    I think that you’re hitting on a totally legit trend (it amazes me that it was such a big deal when Cam and Mitch finally kissed on Modern Family last season). That being said, you’re also ignoring some shows that show seriously evolving attitudes/portrayals of non-straight individuals. The character of Kalinda on The Good Wife is openly bisexual, and regularly has relationships with both men and women, and they’re all pretty sexually explicit. On the TV show Greek, the character of Calvin’s sexuality (after the first season) was dealt with frankly — he had relationships just like all the straight characters, they made out, they broke up, etc. And finally on Happy Endings, the character of Max is a slovenly pig, but his love life is given as much credence as anyone else’s and his failure to find a long term relationship is the result of the character much more than his sexuality. I think that non-straight characters for the new generation are quickly becoming much more normalized. Friends was a pretty progressive sitcom when it aired 15 years ago — a lesbian wedding, transgendered parents, what have you — but looks darn right prejudiced now (all the gay panic jokes about Joey and Chandler, the transgendered parent…). It’s heirs apparent are shows like Happy Endings, New Girl and How I Met Your Mother. Although only one of those shows has a gay character as a lead, New Girl features a recurring lesbian character who has frank discussions of her sexuality and an open, clearly sexual relationship with her girlfriend. How I Met Your Mother features a recurring gay couple, and the sexuality is never played for laughs. Heteronormativity is dying in many many ways.

  • adamfox

    Torchwood deals with several LGBT themes, specifically bisexuality. Each of the main characters in Torchwood has same-sex encounters at some point in the first season. Series creator Russell T. Davies has said that he hopes to defy audience expectations of monosexual characters:

    I’m also a big fan of british comedy Peepshow. Very early in the shows run both male leads were revealed to have homosexual crushes/experiences. From there on, sexuality is up for grabs.

    I’ll second Friends as a hugely progressive show but agree that straight up male homosexuality is never really touched on (but Carol and Susan were amazingly portrayed, with genuine love, parenting and Ross’s long journey of acceptance thrown in). I remember the jokes surrounding his father as being either Chandler being still uncomfortable and unable to accept her cos of his own hangups, or his father being overly flamboyant to show his ability to poke fun at himself and his son.

  • Meppy

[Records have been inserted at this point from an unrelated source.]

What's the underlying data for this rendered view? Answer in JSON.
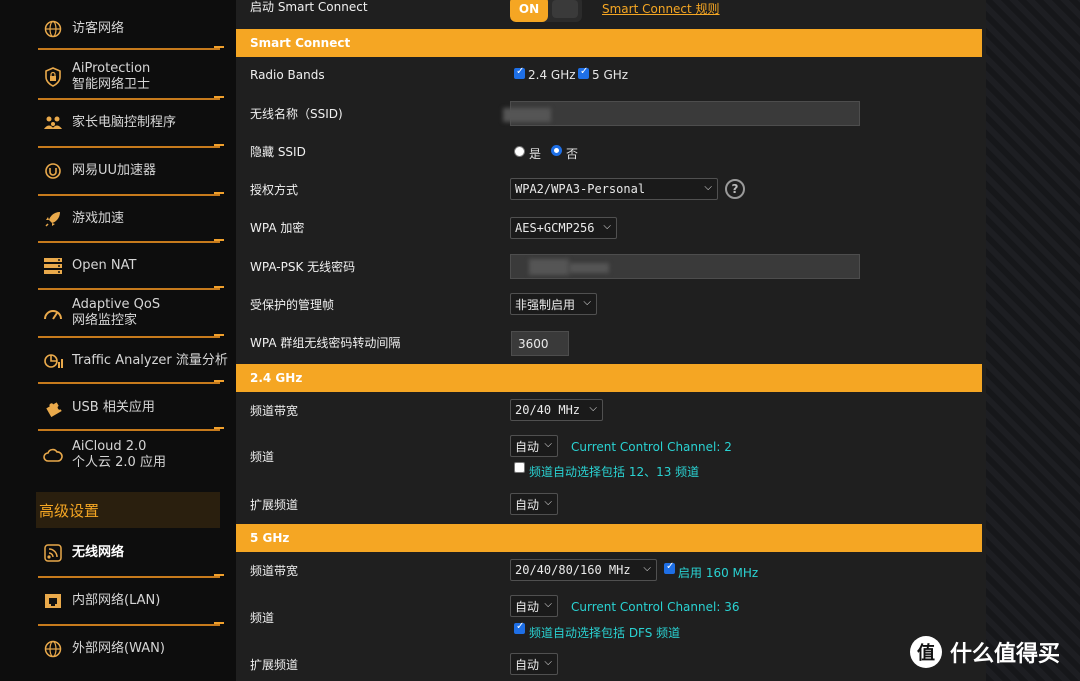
{
  "sidebar": {
    "items": [
      {
        "label": "访客网络",
        "icon": "globe-icon"
      },
      {
        "label": "AiProtection",
        "label2": "智能网络卫士",
        "icon": "shield-lock-icon"
      },
      {
        "label": "家长电脑控制程序",
        "icon": "family-icon"
      },
      {
        "label": "网易UU加速器",
        "icon": "uu-accelerator-icon"
      },
      {
        "label": "游戏加速",
        "icon": "rocket-icon"
      },
      {
        "label": "Open NAT",
        "icon": "server-icon"
      },
      {
        "label": "Adaptive QoS",
        "label2": "网络监控家",
        "icon": "speedometer-icon"
      },
      {
        "label": "Traffic Analyzer 流量分析",
        "icon": "traffic-analyzer-icon"
      },
      {
        "label": "USB 相关应用",
        "icon": "puzzle-icon"
      },
      {
        "label": "AiCloud 2.0",
        "label2": "个人云 2.0 应用",
        "icon": "cloud-icon"
      }
    ],
    "advanced_header": "高级设置",
    "advanced_items": [
      {
        "label": "无线网络",
        "icon": "wireless-icon",
        "active": true
      },
      {
        "label": "内部网络(LAN)",
        "icon": "lan-icon"
      },
      {
        "label": "外部网络(WAN)",
        "icon": "wan-globe-icon"
      }
    ]
  },
  "top": {
    "smart_connect_label": "启动 Smart Connect",
    "toggle_text": "ON",
    "rule_link": "Smart Connect 规则"
  },
  "smart_connect": {
    "section_title": "Smart Connect",
    "radio_bands_label": "Radio Bands",
    "band_24": "2.4 GHz",
    "band_5": "5 GHz",
    "ssid_label": "无线名称（SSID)",
    "hide_ssid_label": "隐藏 SSID",
    "hide_yes": "是",
    "hide_no": "否",
    "auth_label": "授权方式",
    "auth_value": "WPA2/WPA3-Personal",
    "encrypt_label": "WPA 加密",
    "encrypt_value": "AES+GCMP256",
    "psk_label": "WPA-PSK 无线密码",
    "pmf_label": "受保护的管理帧",
    "pmf_value": "非强制启用",
    "rekey_label": "WPA 群组无线密码转动间隔",
    "rekey_value": "3600"
  },
  "band24": {
    "section_title": "2.4 GHz",
    "bandwidth_label": "频道带宽",
    "bandwidth_value": "20/40 MHz",
    "channel_label": "频道",
    "channel_value": "自动",
    "current_channel": "Current Control Channel: 2",
    "auto_include": "频道自动选择包括 12、13 频道",
    "ext_label": "扩展频道",
    "ext_value": "自动"
  },
  "band5": {
    "section_title": "5 GHz",
    "bandwidth_label": "频道带宽",
    "bandwidth_value": "20/40/80/160 MHz",
    "enable_160": "启用 160 MHz",
    "channel_label": "频道",
    "channel_value": "自动",
    "current_channel": "Current Control Channel: 36",
    "auto_include": "频道自动选择包括 DFS 频道",
    "ext_label": "扩展频道",
    "ext_value": "自动"
  },
  "watermark": "什么值得买",
  "colors": {
    "accent": "#f5a623",
    "cyan": "#2ad3d3",
    "panel": "#1f1f1f"
  }
}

    I agree, particularly regarding transgendered people being a punchline. My dad came out as trans a few years ago and had the surgery last February, and she’s having a lot of trouble feeling good about herself. She lives a small town with small-minded people, and there’s no way *I’m* going to be able to change their views on her, but mainstream TV certainly has a better shot. My dad is not a joke or a punch line or a caricature; she’s a sensitive, beautiful woman who needs good role models and a supportive culture.